It seems that Israel is dabbling in unanticipated policy that could lead the country to soften its relations with Arab States.Morocco seems to be an appealing target for this campaign.
Israel has now hosted four Moroccan delegations. It has it reopened flights with Morocco after a 13-year halt, during which air traffic between the two countries was completely blocked and economic exchanges between the two states seem to prosper.
But this does not necessarily imply that Morocco is taking up a “come what may” attitude.
“The regional situation has considerably changed and it would be ‘foolish’ to view the matter through the lens of Arab patriotism,” said Amazigh activist Mounir Kejji, who is also a member an organization dedicated to fighting anti-Semitism and strengthening cultural ties with Israel.
“Morocco knows what is best for its interests and right now, the Jewish lobby controls considerable power in the world. Morocco will not simply turn a blind eye on where the profit lies and fight for a cause at the cost of its own advancement.”
Heart over Matter
Below the radar of politics, this visit has had great impact on the Moroccan journalism body. In an official reaction to the journalists’ visit, the National Syndicate of Journalists accused the five Moroccan journalists of violating the values of the profession.
“Arab attitudes against the Israeli occupation are based on humanitarian and human rights principles, the most important of which are respect for human rights, freedom of expression and opinion. These are the principles advocated by most journalists throughout the world, which are constantly violated by the State of Israel.”
The syndicate affirms that the visit falls in the political propaganda of Israel, and has nothing to do with the practice of journalism.

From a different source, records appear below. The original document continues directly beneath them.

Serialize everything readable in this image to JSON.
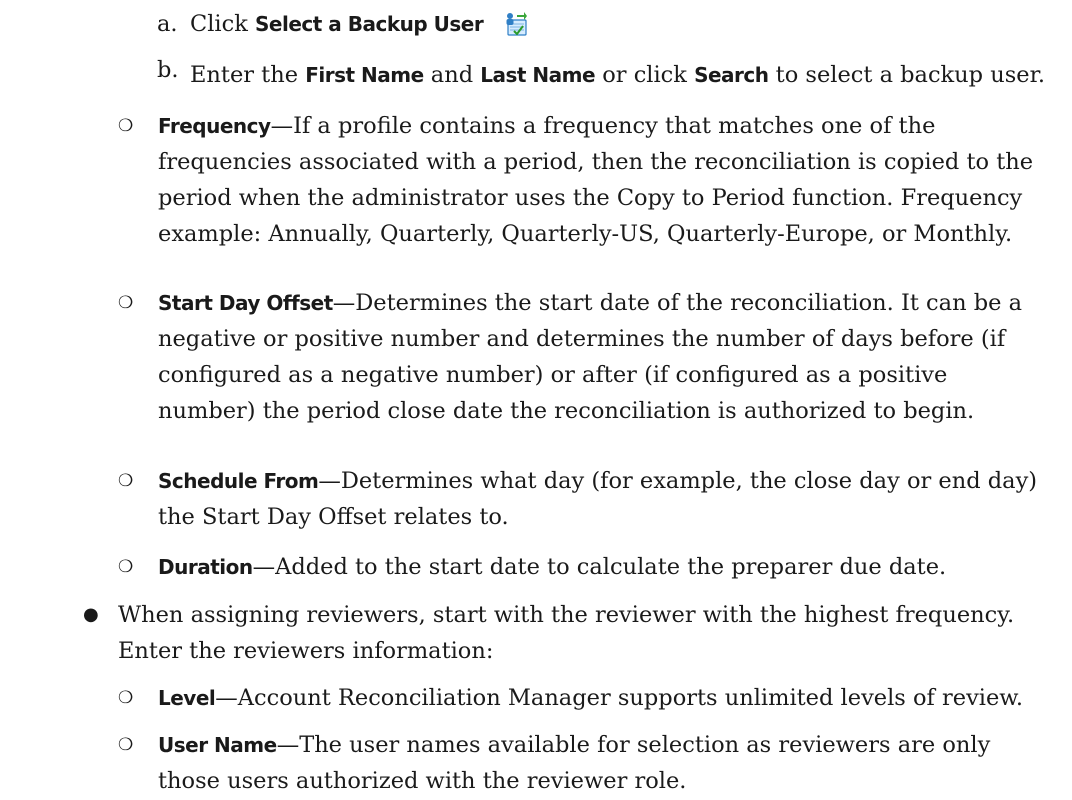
{
  "backup_steps": [
    {
      "marker": "a.",
      "click": "Click",
      "target": "Select a Backup User",
      "icon": "select-backup-user-icon"
    },
    {
      "marker": "b.",
      "t1": "Enter the",
      "b1": "First Name",
      "t2": "and",
      "b2": "Last Name",
      "t3": "or click",
      "b3": "Search",
      "t4": "to select a backup user."
    }
  ],
  "fields": [
    {
      "term": "Frequency",
      "desc": "—If a profile contains a frequency that matches one of the frequencies associated with a period, then the reconciliation is copied to the period when the administrator uses the Copy to Period function. Frequency example: Annually, Quarterly, Quarterly-US, Quarterly-Europe, or Monthly."
    },
    {
      "term": "Start Day Offset",
      "desc": "—Determines the start date of the reconciliation. It can be a negative or positive number and determines the number of days before (if configured as a negative number) or after (if configured as a positive number) the period close date the reconciliation is authorized to begin."
    },
    {
      "term": "Schedule From",
      "desc": "—Determines what day (for example, the close day or end day) the Start Day Offset relates to."
    },
    {
      "term": "Duration",
      "desc": "—Added to the start date to calculate the preparer due date."
    }
  ],
  "reviewers_intro": "When assigning reviewers, start with the reviewer with the highest frequency. Enter the reviewers information:",
  "reviewer_fields": [
    {
      "term": "Level",
      "desc": "—Account Reconciliation Manager supports unlimited levels of review."
    },
    {
      "term": "User Name",
      "desc": "—The user names available for selection as reviewers are only those users authorized with the reviewer role."
    }
  ],
  "bullets": {
    "open": "❍",
    "filled": "●"
  }
}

But journalist and activist against anti-Semitism, racism and discrimination, Boubker Outaadit says that the issue cannot afford to be mixed with Arab populism.
“Journalists are free to go to whatever country they want. The constitution guarantees us this right. It has nothing to do with one’s own beliefs or perceptions of the Israeli-Palestinian conflict.”

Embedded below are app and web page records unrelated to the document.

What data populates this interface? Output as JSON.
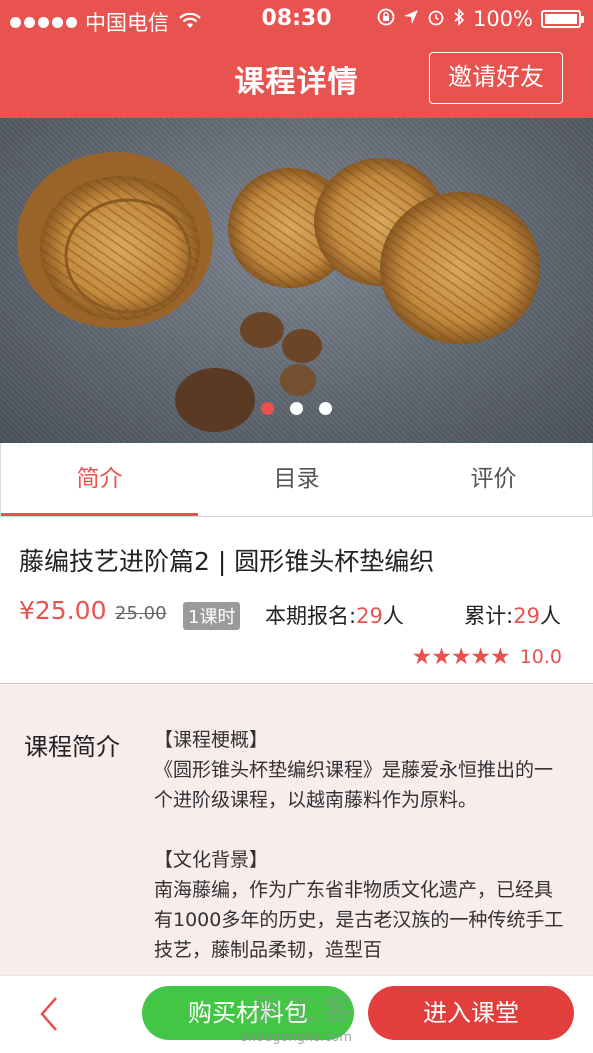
{
  "status_bar": {
    "carrier": "中国电信",
    "time": "08:30",
    "battery": "100%"
  },
  "header": {
    "title": "课程详情",
    "invite_label": "邀请好友"
  },
  "carousel": {
    "page_count": 3,
    "active_index": 0
  },
  "tabs": [
    {
      "label": "简介",
      "active": true
    },
    {
      "label": "目录",
      "active": false
    },
    {
      "label": "评价",
      "active": false
    }
  ],
  "course": {
    "title": "藤编技艺进阶篇2 | 圆形锥头杯垫编织",
    "price": "¥25.00",
    "original_price": "25.00",
    "lessons": "1课时",
    "enroll_label": "本期报名:",
    "enroll_count": "29",
    "enroll_unit": "人",
    "total_label": "累计:",
    "total_count": "29",
    "total_unit": "人",
    "stars": 5,
    "score": "10.0"
  },
  "intro": {
    "label": "课程简介",
    "heading1": "【课程梗概】",
    "para1": "《圆形锥头杯垫编织课程》是藤爱永恒推出的一个进阶级课程，以越南藤料作为原料。",
    "heading2": "【文化背景】",
    "para2": "南海藤编，作为广东省非物质文化遗产，已经具有1000多年的历史，是古老汉族的一种传统手工技艺，藤制品柔韧，造型百"
  },
  "bottom_bar": {
    "buy_label": "购买材料包",
    "enter_label": "进入课堂"
  },
  "watermark": {
    "text": "手工客",
    "url": "shougongke.com"
  },
  "colors": {
    "brand_red": "#e9534f",
    "buy_green": "#43c545",
    "enter_red": "#e23e3b"
  }
}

Nevertheless, the information minister of the Palestinian Authority holds firm that “siding with Israel and its terrorism marks a departure from the Arab rank and the decisions of the Council of Arab Ministers of Information.”
The visit “constitutes a departure from the official and popular Arab position that considers Israel a state of occupation, racism, ethnic cleansing, and extremism,” said the ministry.

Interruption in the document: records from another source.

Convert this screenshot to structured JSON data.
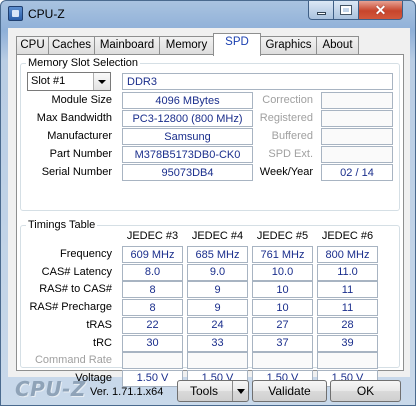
{
  "window": {
    "title": "CPU-Z"
  },
  "tabs": [
    "CPU",
    "Caches",
    "Mainboard",
    "Memory",
    "SPD",
    "Graphics",
    "About"
  ],
  "active_tab": "SPD",
  "memory_slot": {
    "group_title": "Memory Slot Selection",
    "slot_selected": "Slot #1",
    "type": "DDR3",
    "module_size": {
      "label": "Module Size",
      "value": "4096 MBytes"
    },
    "max_bandwidth": {
      "label": "Max Bandwidth",
      "value": "PC3-12800 (800 MHz)"
    },
    "manufacturer": {
      "label": "Manufacturer",
      "value": "Samsung"
    },
    "part_number": {
      "label": "Part Number",
      "value": "M378B5173DB0-CK0"
    },
    "serial_number": {
      "label": "Serial Number",
      "value": "95073DB4"
    },
    "correction": {
      "label": "Correction",
      "value": ""
    },
    "registered": {
      "label": "Registered",
      "value": ""
    },
    "buffered": {
      "label": "Buffered",
      "value": ""
    },
    "spd_ext": {
      "label": "SPD Ext.",
      "value": ""
    },
    "week_year": {
      "label": "Week/Year",
      "value": "02 / 14"
    }
  },
  "timings": {
    "group_title": "Timings Table",
    "columns": [
      "JEDEC #3",
      "JEDEC #4",
      "JEDEC #5",
      "JEDEC #6"
    ],
    "rows": [
      {
        "label": "Frequency",
        "values": [
          "609 MHz",
          "685 MHz",
          "761 MHz",
          "800 MHz"
        ]
      },
      {
        "label": "CAS# Latency",
        "values": [
          "8.0",
          "9.0",
          "10.0",
          "11.0"
        ]
      },
      {
        "label": "RAS# to CAS#",
        "values": [
          "8",
          "9",
          "10",
          "11"
        ]
      },
      {
        "label": "RAS# Precharge",
        "values": [
          "8",
          "9",
          "10",
          "11"
        ]
      },
      {
        "label": "tRAS",
        "values": [
          "22",
          "24",
          "27",
          "28"
        ]
      },
      {
        "label": "tRC",
        "values": [
          "30",
          "33",
          "37",
          "39"
        ]
      },
      {
        "label": "Command Rate",
        "values": [
          "",
          "",
          "",
          ""
        ]
      },
      {
        "label": "Voltage",
        "values": [
          "1.50 V",
          "1.50 V",
          "1.50 V",
          "1.50 V"
        ]
      }
    ]
  },
  "footer": {
    "brand": "CPU-Z",
    "version": "Ver. 1.71.1.x64",
    "tools_label": "Tools",
    "validate_label": "Validate",
    "ok_label": "OK"
  },
  "colors": {
    "value_text": "#1a2e8c",
    "title_gradient_top": "#a9c3e0",
    "close_red": "#c7452c"
  }
}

Its counterpart in Morocco considers the issue tightly linked to the stance of the ordinary Moroccan citizen.
Indeed, a substantial proportion of the Moroccan population, political parties and NGOs firmly support the Palestine cause. The King serves as the president of al-Quds Committee and civil society in Rabat and Casablanca are known for organizing the largest street demonstrations in the Arab World in the support of the Palestinian cause. The latest of these demonstrations occurred in the wake of Donald Trump’s recognition of Jerusalem; over 50,000 Moroccans staged a mass demonstration in Rabat, blocking roads and waving Palestinian flags.
“The ministry condemns actions of the five Moroccan who traveled to Israel. They have gone against the popular opinion in regard of the Palestinian-Israeli conflict,” Minister of Culture and Communication Mohamed Laaraj said.
The Palestinian Authority called on the Arab Journalists Union to take “punitive and deterring measures” against the journalists and their outlets.
And Laaraj indicated that his department is working on setting up policies that would prevent Moroccan journalists from visiting Israel. For Kejji, this would be synonymous with creating a “dictatorship.”
“If the government wants to prevent people from flying to Israel, then why not put a travel ban on Afghanistan or Iran […] countries that fund and support terrorist groups,” Kejji said.
Nevertheless, public controversies around the underlying reality of the Israeli political and social order have existed for years in Morocco. With every new confrontation with Israel, the debate surfaces and spirals into a war of words between the supporters of the two parties.